Because of his insistence, the American chaplain drove Chaim a few miles to the remains of a bombed-out shul. The chaplain again tried to explain that there was nothing salvageable. But Chaim was already crawling and sifting through the rubble.
Soon, it was late afternoon and not much time before the sun would set. The chaplain again tried to convince Chaim that they had done their best and he should give up his quest for the impossible. But Chaim was unyielding. He went back to the rubble and randomly began digging. Suddenly, he found a metal box with a lock on it. He excitedly called the chaplain and together they cracked the box open. To their utter surprise and delight, inside was a stunning pair of t’filin.
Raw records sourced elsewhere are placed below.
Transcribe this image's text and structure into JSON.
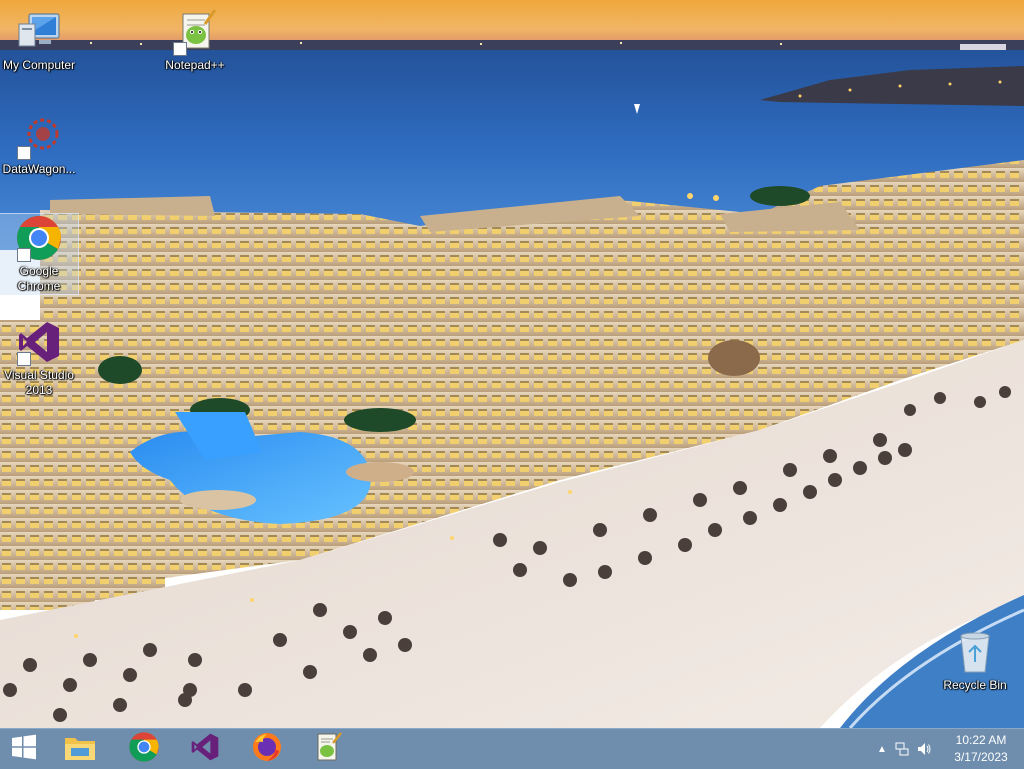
{
  "desktop": {
    "icons": [
      {
        "label": "My Computer"
      },
      {
        "label": "Notepad++"
      },
      {
        "label": "DataWagon..."
      },
      {
        "label": "Google Chrome"
      },
      {
        "label": "Visual Studio 2013"
      },
      {
        "label": "Recycle Bin"
      }
    ]
  },
  "taskbar": {
    "pinned": [
      "windows-start",
      "file-explorer",
      "google-chrome",
      "visual-studio",
      "firefox",
      "notepad-plus-plus"
    ],
    "tray": {
      "time": "10:22 AM",
      "date": "3/17/2023"
    }
  },
  "colors": {
    "taskbar": "#46698f",
    "chrome_red": "#db4437",
    "chrome_yellow": "#f4b400",
    "chrome_green": "#0f9d58",
    "chrome_blue": "#4285f4",
    "vs_purple": "#68217a",
    "selection": "#bed7f0"
  }
}
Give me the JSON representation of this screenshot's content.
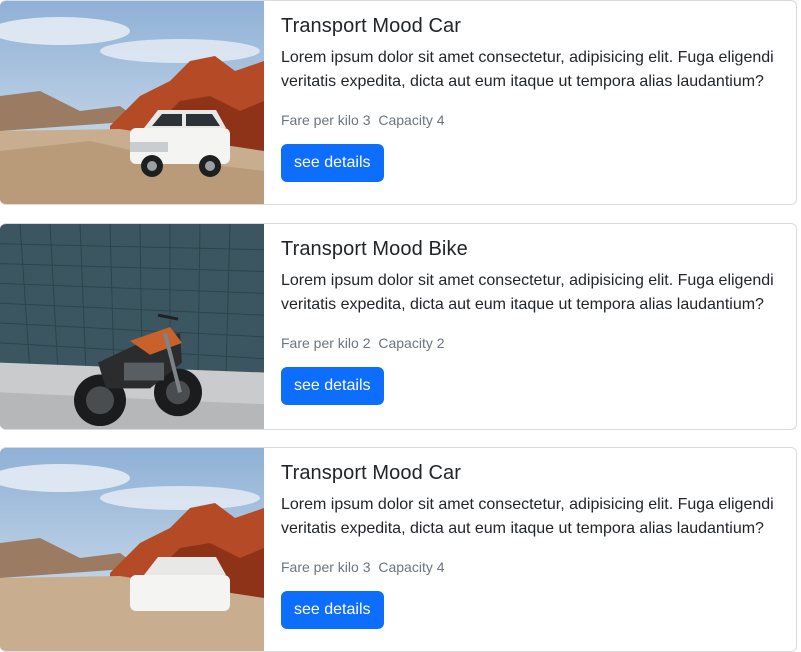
{
  "cards": [
    {
      "title": "Transport Mood Car",
      "description": "Lorem ipsum dolor sit amet consectetur, adipisicing elit. Fuga eligendi veritatis expedita, dicta aut eum itaque ut tempora alias laudantium?",
      "fare_label": "Fare per kilo 3",
      "capacity_label": "Capacity 4",
      "button_label": "see details",
      "image": "white-suv-desert-photo"
    },
    {
      "title": "Transport Mood Bike",
      "description": "Lorem ipsum dolor sit amet consectetur, adipisicing elit. Fuga eligendi veritatis expedita, dicta aut eum itaque ut tempora alias laudantium?",
      "fare_label": "Fare per kilo 2",
      "capacity_label": "Capacity 2",
      "button_label": "see details",
      "image": "motorcycle-tile-wall-photo"
    },
    {
      "title": "Transport Mood Car",
      "description": "Lorem ipsum dolor sit amet consectetur, adipisicing elit. Fuga eligendi veritatis expedita, dicta aut eum itaque ut tempora alias laudantium?",
      "fare_label": "Fare per kilo 3",
      "capacity_label": "Capacity 4",
      "button_label": "see details",
      "image": "white-suv-desert-photo"
    }
  ],
  "colors": {
    "primary": "#0d6efd",
    "muted": "#6c757d",
    "text": "#212529"
  }
}
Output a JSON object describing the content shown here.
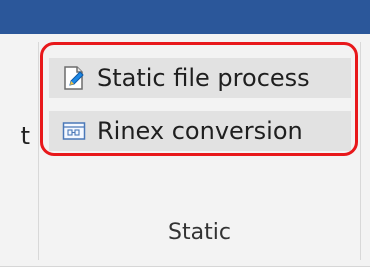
{
  "ribbon": {
    "prev_group_tail": "t",
    "group": {
      "label": "Static",
      "commands": [
        {
          "label": "Static file process",
          "icon": "edit-document-icon"
        },
        {
          "label": "Rinex conversion",
          "icon": "rinex-convert-icon"
        }
      ]
    }
  },
  "colors": {
    "titlebar": "#2b579a",
    "highlight": "#e8181b",
    "command_background": "#e2e2e2"
  }
}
What was more amazing was the name on the bag. The t’filin had belonged to the last rav of the community – a holy tzadik known for his devotion to mitzvos.
It’s an incredible story, but I must confess that I made it up. To be sure, I only make up true stories, and indeed the story is true; just the names and events are different. This story is largely the story of Chanukah. Then, too, their survival was miraculous and against the odds. They too had not fulfilled the mitzvah in years. When the opportunity presented itself, they, too, could have performed the mitzvah easily (impure oil was permissible under the circumstances for a variety of reasons). However, they insisted on performing the mitzvah in an optimal manner, despite the fact that it was virtually impossible to do so. They, too, searched for something that couldn’t be found; and they, too, miraculously discovered what they hoped for.
While miracles have been performed throughout the ages, the purpose of miracles generally is to save lives. This was true at the time of the Exodus from Egypt, the splitting of the sea, the destruction of the armies of Sisra and Sancheiriv, the miracle of Purim, and even the miraculous victories over the Arabs during each of the Arab-Israeli wars.
The miracle of the oil, however, was completely unnecessary. That miracle was a divine kiss, as it were. The Maccabees pined to perform the mitzvah and didn’t stop trying to serve Hashem in the optimal fashion, and Hashem reciprocated.
If you think about it, that type of miracle is constantly happening around us. Our community is blessed with numerous chesed organizations, each one performing incredible and vital services to help those in need.
Which organization didn’t begin with a small act? The founders of these organizations will be the first to say that they never thought they would grow to become what they are today. they began as just ideas and a dreams. They each lit one small candle. But then the miracle set in and it continued to burn, brighter and brighter. They kept at it with every fiber of their being, devoting blood, tears, and toil in their pursuit for more pure oil, and G-d began providing.
Which yeshivah or shul didn’t have humble beginnings? Most, in fact, had little chance of survival and growth.
On an individual level this happens, as well. Many people at the recent Siyum HaShas recounted that there was no way they could do Daf Yomi. But they began anyway, and seven and a half years later are marveling in disbelief at their own impossible accomplishment. They lit one flame and, as long as they kept yearning, Hashem kept fueling their fire.
There are Chanukah miracles happening all around us, every day – globally and personally.
As we light our small flames this Chanukah, we should appreciate the fact that it is symbolic of what we do every day and throughout our lives – one candle at a time.